Asking emergency department (ED) providers to self-identify their opioid prescribing practices and then providing them with timely, clinically relevant, individualized, and actionable feedback on their actual opioid prescribing data, significantly decreases future opioid prescribing among providers who underestimate their baseline prescribing. The study was published in the journal Academic Emergency Medicine (AEM).

They found that providers who initially underestimated opiate prescription rates had statistically significant decreases in opiate prescribing when compared to providers who were more accurate in initial self-assessment of prescribing rates.  The randomized trial exposes important gaps in providers' self-perceptions of opioid prescribing and demonstrates that a simple, data-driven intervention using query-reveal methodology may decrease future prescribing, particularly among providers who underestimate their prescribing practices.

The future interventions in which provider adherence to guidelines is expected, including opioid interventions outside the emergency department and other quality and safety initiatives, should directly address the potential barrier of inaccurate provider self-awareness.

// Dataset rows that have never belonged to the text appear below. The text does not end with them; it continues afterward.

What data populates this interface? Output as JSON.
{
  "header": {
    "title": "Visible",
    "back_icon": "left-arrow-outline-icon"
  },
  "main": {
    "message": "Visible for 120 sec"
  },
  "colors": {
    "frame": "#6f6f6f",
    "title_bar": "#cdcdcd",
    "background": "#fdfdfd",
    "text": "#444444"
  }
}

Gail D'Onofrio, MD, MS, professor, and chair, Yale School of Medicine Department of Emergency Medicine, who is internationally known for her work in developing and testing interventions for department patients with unhealthy alcohol and other drug use, commented: "The results have real-world applicability. A simple intervention enhancing safe prescribing is one of several opportunities the emergency physician has to combat the current opioid epidemic."